Neil Young’s Film Lounge – Jeepers Creepers II

Published on: March 23rd, 2004

JEEPERS CREEPERS II

5/10

aka Jeepers Creepers 2 : USA 2002* (released 2003) : Victor SALVA : 103 mins

2001s Jeepers Creepers was a terrific surprise: an economic and imaginative low-budget horror-movie that struck the right balance between chills and laughs. Unexpected box-office success made a sequel inevitable, even though part of the the films joy lay in its elegant self-containment. How could writer-director Victor Salva possibly continue the story without losing what made the first movie special?

And the answer is he couldnt. Though watchable, Jeepers II only very rarely reaches the heights of the first picture this feels more like a slightly lazy cash-in. Where JC1 was direct and relentless, JC2 is more diffuse, cobbled-together and incoherent. The basic problem is an excess of potential victims: this time around, the Creeper (Jonathan Breck) a winged, seemingly indestructible demon of unspecified origin who feeds on human prey for 23 days every 23 years targets a basketball team returning home from a successful state championship. (Incidentally, The Creeper, although never referred to by that phrase in either movie, must be the most inappropriately-named screen psycho in movie history – his zooming around, both in the air and on the ground, is about as far from creeping as possible.)

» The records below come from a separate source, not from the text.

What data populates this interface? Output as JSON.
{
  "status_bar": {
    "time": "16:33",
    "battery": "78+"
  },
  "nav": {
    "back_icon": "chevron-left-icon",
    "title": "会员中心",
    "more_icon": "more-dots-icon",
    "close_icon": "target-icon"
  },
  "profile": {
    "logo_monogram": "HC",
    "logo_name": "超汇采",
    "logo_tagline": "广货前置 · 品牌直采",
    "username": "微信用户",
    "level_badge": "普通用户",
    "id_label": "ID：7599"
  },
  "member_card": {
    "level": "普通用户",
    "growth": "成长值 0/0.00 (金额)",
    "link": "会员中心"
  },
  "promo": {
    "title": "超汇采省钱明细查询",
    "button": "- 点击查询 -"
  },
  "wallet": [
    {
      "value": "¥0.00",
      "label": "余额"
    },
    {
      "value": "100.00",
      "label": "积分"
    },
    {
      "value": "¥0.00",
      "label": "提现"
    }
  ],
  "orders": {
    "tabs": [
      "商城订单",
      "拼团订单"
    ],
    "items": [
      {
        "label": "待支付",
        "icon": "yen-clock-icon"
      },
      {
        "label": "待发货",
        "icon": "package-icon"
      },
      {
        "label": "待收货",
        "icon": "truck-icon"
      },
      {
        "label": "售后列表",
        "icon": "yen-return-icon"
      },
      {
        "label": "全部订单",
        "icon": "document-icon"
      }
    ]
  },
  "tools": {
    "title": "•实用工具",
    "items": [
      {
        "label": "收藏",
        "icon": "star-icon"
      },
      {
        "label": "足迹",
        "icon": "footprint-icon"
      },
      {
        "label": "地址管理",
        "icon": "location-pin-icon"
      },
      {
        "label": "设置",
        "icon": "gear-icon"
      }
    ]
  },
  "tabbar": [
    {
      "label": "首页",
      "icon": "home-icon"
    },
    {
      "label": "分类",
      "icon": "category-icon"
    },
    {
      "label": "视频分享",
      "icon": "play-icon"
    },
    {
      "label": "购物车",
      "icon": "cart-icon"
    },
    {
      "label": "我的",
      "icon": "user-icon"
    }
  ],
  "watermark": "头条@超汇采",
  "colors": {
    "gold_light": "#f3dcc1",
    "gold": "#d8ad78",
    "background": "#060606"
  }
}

After sabotaging their tyres, the Creeper periodically swoops down to pick off the kids and their teachers one by one. But with the best part of two dozen passengers on the bus, none are given the time or space to assert their personality beyond the level of horror-teen stereotype, and thus give the audience something to latch on to. It also doesn’t help that the kid who emerges with anything like a distinctive personality malcontent star-player Scott (Eric Nenninger) is an obnoxious egotist with (at least) borderline racist tendencies. Another, a cheerleader named Minxy (Nicki Lynn Aycox) turns out to have extremely handy paranormal powers: in her dreams, she is told key details of the Creepers habits meaning she spends most of the movie spouting exposition for the benefit of viewers didn’t catch the first Jeepers picture.

And as if the bus-full of youngsters (whose sporting abilities are never called into play) wasn’t already too much to handle, Salva splits his focus by repeatedly cutting away to Taggart (Ray Wise), a farmer out for revenge after seeing his son spirited away (in the nicely atmospheric prologue.) When Taggart finally does make it to the school bus, his clashes with the Creeper are played out in a lumberingly over-extended series of climaxes capped with a low-key epilogue that, like the film as a whole, doesn’t quite hit the mark. Sequel duties now discharged, lets hope the talented Salva can move on, confirm the promise of the first Jeepers, and abandon this franchise to the grim netherworld of straight-to-video-meisters.

30th August, 2003
(seen 29th August : Odeon, Chester)

* 2002 is the copyright year as given on the films end credits

by Neil Young